Feeding farmed octopuses in captivity. (Photo: CARM)
Important progress in feed development for octopus
Monday, June 25, 2012, 23:50 (GMT + 9)
A group of researchers from Agricultural and Food Development Research Institute in Murcia (Imida) made great strides in achieving feed for fattening octopus (Octopus vulgaris).
The director of the institute, Adrián Martínez, recalled that the Region of Murcia "has been participating in a national plan for octopus industrial development for ten years," funded by the National Advisory Board for Mariculture (Jacumar).
The scientists performed tests in installed offshore cages and found that natural feeding -- crustaceans and fish -- achieved spectacular growth of the octopus, reaching one kilogram per month.
But some issues have been detected, such as pathogens, higher production costs and excess waste, which made it inappropriate for this type of food to be used in an aquaculture facility from the environmental point of view.
In this regard, Martínez explained that feed "has many advantages, such as the even supply and composition, easy storage and distribution, minimal handling at the facility, disease spread risk reduction, improved consistency, organoleptic properties, digestibility and conservation."
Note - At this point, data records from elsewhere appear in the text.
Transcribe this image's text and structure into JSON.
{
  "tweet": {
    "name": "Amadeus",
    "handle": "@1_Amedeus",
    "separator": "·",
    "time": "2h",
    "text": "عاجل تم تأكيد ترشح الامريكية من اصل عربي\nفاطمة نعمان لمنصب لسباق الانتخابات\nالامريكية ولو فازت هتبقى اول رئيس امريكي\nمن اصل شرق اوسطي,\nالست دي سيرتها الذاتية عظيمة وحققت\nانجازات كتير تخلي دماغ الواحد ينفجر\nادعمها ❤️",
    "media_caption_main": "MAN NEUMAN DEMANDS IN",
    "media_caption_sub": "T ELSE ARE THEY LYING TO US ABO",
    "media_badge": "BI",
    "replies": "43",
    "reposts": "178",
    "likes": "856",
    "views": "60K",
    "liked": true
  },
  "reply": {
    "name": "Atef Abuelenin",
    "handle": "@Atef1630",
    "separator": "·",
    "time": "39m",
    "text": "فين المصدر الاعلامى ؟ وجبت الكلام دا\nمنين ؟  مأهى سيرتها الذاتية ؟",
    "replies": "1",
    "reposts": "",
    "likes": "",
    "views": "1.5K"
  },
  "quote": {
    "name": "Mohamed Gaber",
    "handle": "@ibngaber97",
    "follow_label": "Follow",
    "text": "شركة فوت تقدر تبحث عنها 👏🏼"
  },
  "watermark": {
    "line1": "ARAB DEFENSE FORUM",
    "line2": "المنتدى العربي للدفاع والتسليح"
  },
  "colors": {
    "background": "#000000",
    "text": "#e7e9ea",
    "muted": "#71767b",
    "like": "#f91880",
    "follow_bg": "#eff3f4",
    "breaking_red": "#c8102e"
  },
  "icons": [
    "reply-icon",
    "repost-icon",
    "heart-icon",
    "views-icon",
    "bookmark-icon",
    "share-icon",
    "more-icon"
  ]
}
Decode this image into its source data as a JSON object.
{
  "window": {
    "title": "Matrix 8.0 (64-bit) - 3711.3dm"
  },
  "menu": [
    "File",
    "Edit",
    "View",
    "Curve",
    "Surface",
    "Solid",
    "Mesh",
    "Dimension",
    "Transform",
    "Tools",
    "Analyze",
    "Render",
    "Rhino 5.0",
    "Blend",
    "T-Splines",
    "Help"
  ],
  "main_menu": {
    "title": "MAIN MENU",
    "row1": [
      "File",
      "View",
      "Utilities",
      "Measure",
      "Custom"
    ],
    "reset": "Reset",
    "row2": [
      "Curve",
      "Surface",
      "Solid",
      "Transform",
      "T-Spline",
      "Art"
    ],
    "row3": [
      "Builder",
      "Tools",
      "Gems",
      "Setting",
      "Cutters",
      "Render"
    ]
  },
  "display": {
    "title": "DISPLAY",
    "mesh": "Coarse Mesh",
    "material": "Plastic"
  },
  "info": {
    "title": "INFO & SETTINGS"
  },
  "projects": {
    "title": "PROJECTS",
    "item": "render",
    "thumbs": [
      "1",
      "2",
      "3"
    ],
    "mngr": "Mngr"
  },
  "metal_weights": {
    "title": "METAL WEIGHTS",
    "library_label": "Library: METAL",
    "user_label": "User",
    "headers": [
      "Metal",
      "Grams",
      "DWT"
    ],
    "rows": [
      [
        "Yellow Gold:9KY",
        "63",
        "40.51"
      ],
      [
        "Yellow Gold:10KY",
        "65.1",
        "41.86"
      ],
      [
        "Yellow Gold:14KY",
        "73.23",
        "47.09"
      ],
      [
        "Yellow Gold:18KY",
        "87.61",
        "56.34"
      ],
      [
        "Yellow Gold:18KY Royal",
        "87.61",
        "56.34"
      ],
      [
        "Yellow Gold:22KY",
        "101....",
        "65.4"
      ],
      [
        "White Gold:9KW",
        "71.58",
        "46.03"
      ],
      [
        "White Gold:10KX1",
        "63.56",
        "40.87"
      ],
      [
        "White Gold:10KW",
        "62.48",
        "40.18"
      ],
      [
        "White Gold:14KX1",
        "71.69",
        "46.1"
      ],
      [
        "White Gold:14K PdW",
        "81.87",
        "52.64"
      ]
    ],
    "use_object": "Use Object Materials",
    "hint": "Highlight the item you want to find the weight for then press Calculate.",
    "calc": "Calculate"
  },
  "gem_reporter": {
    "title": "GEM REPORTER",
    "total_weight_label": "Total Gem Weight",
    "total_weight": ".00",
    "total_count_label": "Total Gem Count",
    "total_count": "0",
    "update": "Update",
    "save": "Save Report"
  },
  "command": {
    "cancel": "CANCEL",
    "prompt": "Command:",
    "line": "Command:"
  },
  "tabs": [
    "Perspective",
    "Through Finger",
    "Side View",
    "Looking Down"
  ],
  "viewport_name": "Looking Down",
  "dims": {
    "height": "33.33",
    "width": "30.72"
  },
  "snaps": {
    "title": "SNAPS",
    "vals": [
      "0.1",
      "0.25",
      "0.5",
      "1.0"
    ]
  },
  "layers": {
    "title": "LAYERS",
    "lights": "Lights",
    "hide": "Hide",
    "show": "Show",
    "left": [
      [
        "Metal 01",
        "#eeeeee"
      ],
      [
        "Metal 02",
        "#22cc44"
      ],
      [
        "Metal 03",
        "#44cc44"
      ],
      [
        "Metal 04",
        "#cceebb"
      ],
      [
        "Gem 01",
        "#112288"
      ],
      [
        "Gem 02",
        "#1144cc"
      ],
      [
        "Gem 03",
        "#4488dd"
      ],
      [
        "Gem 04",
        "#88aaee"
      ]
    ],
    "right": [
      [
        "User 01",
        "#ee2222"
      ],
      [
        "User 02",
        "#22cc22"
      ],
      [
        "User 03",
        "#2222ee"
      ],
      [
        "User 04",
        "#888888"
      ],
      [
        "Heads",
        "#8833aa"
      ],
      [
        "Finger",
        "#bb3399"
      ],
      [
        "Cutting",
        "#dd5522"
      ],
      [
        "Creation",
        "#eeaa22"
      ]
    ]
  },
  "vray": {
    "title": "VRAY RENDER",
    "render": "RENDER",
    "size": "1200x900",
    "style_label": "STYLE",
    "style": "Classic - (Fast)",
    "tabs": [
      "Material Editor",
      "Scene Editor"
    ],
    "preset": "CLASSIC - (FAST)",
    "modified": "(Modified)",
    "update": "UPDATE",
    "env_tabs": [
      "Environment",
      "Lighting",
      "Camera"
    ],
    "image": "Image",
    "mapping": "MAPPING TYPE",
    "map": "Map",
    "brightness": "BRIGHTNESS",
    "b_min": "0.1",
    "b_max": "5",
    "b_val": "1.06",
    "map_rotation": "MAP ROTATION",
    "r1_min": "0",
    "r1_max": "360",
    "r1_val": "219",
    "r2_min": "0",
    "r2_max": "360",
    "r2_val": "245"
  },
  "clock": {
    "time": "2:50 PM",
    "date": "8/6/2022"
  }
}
Meanwhile, Benjamín García, the coordinator of the team, stressed that fish eat any type of food but it is not the case of octopuses, which are very selective when accepting the food. If something does not appeal to them, they reject it, explained the researcher.
Furthermore, when octopuses are not well fed and nourished, they eat each other.
During the study, the researchers conducted several tests in the Aquaculture Centre of San Pedro Pinatar to determine the octopus’ favourite raw material, such as egg yolk.
The team found that octopuses welcomed a simple diet consisting of pasteurized egg, sardinella, gelatin, frozen-dried squid and pea meal, among other components.
Later, the scientists combined other products, replacing the squid with starch to reduce costs, and achieved a growth of 10-15 grams per day, with a conversion rate of 95 per cent.
The team assured that these results are very encouraging and the best ones worldwide.
However, the investigation will continue until further growth of octopuses is achieved.
Starting with octopuses of about 700 grams, researchers claim that after three or four months they will reach a standard marketable size of between 3 and 3.5 kg, reported the Ministry of Agriculture and Water of Murcia.
Imida has the support of a Galician company specializing in the design of cages to develop prototypes that are suitable for offshore installation.
The next step is to test this feed in the marine environment in the premises of a company from Murcia to check its yield.
By Analia Murias